START Provided data

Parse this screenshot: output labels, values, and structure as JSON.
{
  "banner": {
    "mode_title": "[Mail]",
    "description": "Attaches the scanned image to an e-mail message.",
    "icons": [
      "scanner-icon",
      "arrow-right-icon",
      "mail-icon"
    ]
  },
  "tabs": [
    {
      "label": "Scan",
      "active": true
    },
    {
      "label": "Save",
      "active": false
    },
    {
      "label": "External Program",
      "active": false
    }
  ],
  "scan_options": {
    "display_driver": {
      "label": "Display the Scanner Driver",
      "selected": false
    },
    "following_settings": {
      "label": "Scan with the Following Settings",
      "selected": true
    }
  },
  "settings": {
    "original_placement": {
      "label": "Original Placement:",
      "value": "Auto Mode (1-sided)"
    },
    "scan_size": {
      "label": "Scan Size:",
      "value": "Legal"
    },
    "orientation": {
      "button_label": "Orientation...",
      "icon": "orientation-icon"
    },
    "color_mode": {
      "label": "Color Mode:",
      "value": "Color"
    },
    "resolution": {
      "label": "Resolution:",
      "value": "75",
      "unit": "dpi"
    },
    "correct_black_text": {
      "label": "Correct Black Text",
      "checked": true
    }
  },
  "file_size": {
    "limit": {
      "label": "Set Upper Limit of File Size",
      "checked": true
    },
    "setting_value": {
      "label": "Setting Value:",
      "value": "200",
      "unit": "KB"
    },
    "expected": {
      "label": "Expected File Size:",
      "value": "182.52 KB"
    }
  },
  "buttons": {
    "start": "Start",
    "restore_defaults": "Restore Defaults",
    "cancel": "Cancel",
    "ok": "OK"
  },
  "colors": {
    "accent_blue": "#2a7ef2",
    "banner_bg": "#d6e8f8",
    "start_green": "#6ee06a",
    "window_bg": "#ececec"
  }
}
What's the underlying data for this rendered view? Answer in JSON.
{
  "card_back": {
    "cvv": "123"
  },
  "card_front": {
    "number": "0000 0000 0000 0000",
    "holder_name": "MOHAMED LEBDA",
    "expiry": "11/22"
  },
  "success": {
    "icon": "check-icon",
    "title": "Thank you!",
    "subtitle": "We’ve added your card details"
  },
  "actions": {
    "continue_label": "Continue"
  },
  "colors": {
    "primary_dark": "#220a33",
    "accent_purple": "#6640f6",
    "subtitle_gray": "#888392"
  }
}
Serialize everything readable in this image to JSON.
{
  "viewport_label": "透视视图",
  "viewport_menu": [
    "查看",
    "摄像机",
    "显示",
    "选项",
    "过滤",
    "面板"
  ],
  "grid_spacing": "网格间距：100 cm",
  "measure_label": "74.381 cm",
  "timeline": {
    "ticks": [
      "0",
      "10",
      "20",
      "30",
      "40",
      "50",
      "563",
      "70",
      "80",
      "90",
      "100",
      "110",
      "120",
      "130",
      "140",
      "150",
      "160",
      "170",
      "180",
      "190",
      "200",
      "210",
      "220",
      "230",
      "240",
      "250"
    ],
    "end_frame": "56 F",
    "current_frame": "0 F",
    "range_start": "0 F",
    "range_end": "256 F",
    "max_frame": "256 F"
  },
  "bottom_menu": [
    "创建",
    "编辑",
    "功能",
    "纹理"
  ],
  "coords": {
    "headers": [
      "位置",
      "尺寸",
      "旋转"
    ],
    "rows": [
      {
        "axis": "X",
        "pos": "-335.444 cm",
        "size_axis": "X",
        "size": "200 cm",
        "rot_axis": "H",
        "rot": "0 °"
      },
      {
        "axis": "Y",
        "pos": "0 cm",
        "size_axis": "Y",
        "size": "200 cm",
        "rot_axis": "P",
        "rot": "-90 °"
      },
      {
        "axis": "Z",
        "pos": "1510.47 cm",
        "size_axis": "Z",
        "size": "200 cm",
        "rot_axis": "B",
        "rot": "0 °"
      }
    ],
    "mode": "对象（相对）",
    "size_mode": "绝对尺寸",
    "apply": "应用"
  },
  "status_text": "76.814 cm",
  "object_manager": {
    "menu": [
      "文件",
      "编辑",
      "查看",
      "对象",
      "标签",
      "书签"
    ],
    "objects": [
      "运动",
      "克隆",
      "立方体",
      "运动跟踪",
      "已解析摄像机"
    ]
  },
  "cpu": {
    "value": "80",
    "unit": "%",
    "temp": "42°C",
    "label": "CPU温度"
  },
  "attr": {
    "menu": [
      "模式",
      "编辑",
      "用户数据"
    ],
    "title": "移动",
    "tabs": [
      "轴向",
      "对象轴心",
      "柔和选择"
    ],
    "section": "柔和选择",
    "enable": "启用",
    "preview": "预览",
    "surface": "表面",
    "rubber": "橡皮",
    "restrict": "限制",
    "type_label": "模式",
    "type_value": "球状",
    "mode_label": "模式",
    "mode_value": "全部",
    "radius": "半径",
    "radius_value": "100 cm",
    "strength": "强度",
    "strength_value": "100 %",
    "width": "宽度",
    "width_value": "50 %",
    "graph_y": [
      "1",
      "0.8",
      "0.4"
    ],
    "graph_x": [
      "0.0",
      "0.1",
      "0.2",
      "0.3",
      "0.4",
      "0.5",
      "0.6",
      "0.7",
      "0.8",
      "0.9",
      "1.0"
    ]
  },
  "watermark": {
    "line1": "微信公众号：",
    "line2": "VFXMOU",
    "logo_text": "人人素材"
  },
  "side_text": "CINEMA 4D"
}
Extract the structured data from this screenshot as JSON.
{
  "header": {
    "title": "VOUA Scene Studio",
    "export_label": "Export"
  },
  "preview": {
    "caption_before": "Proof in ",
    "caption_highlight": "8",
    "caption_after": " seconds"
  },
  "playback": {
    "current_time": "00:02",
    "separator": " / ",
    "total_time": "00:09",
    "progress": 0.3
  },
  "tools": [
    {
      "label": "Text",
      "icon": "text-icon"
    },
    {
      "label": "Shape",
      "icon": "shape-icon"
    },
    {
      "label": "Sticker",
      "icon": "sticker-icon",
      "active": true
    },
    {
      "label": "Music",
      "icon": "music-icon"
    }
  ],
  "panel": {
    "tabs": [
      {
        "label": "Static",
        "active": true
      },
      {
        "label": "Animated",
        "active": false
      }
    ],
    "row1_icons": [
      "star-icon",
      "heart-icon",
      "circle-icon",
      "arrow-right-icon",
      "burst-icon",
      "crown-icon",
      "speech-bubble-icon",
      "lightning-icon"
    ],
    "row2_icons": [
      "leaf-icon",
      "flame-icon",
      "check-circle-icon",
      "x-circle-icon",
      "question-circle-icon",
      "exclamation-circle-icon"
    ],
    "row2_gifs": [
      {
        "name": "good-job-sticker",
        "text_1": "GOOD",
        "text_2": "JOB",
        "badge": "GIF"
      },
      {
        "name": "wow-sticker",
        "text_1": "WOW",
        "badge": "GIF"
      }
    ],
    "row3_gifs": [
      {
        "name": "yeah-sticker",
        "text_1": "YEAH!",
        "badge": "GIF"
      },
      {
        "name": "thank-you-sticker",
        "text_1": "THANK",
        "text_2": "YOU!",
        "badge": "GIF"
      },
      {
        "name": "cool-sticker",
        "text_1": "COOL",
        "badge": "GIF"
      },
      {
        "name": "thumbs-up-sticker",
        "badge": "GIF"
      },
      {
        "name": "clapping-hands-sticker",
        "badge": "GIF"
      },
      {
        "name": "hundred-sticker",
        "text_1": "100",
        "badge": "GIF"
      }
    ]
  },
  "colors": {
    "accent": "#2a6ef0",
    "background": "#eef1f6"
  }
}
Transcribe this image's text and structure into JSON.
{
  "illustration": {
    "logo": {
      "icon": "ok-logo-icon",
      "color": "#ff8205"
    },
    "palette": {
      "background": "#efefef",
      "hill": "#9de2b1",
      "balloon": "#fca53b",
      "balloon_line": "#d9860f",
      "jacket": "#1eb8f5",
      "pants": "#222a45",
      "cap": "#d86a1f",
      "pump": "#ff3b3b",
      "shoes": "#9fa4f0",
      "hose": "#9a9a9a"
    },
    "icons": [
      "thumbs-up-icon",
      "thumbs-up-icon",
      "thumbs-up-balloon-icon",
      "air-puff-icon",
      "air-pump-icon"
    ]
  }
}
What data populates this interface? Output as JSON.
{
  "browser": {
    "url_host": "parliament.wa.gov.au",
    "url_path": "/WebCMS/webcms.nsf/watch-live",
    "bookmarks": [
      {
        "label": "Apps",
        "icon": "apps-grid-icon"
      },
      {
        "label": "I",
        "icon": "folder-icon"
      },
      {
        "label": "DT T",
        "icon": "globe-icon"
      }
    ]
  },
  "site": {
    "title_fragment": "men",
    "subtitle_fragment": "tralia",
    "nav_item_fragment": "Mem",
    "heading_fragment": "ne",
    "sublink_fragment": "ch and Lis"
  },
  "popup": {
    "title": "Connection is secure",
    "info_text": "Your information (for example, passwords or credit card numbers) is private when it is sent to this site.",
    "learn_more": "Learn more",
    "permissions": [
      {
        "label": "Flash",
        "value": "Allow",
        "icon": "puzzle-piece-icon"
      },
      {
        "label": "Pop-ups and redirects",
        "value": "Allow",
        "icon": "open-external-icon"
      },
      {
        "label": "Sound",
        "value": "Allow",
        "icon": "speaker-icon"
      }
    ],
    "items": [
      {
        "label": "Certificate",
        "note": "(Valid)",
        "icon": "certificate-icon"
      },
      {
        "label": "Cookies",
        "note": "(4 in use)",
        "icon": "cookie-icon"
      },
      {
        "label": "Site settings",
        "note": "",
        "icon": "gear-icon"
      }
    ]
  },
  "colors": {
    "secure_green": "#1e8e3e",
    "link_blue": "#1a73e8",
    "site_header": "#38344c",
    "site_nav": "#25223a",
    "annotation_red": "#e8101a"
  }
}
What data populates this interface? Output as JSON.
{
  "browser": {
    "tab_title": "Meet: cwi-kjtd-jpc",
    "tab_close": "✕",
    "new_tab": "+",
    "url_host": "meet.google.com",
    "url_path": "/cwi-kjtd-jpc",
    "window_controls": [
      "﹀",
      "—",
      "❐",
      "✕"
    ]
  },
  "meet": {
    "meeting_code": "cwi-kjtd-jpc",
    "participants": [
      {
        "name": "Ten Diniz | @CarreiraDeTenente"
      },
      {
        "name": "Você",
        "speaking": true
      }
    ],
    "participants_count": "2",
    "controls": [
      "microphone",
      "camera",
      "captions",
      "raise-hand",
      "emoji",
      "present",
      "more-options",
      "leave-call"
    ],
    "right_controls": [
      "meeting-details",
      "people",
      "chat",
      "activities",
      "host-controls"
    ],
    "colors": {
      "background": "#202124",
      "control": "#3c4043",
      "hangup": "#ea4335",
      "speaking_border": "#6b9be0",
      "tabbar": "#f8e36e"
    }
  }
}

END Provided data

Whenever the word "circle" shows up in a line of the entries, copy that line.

Result of this exercise:
      "circle-icon",
      "check-circle-icon",
      "x-circle-icon",
      "question-circle-icon",
      "exclamation-circle-icon"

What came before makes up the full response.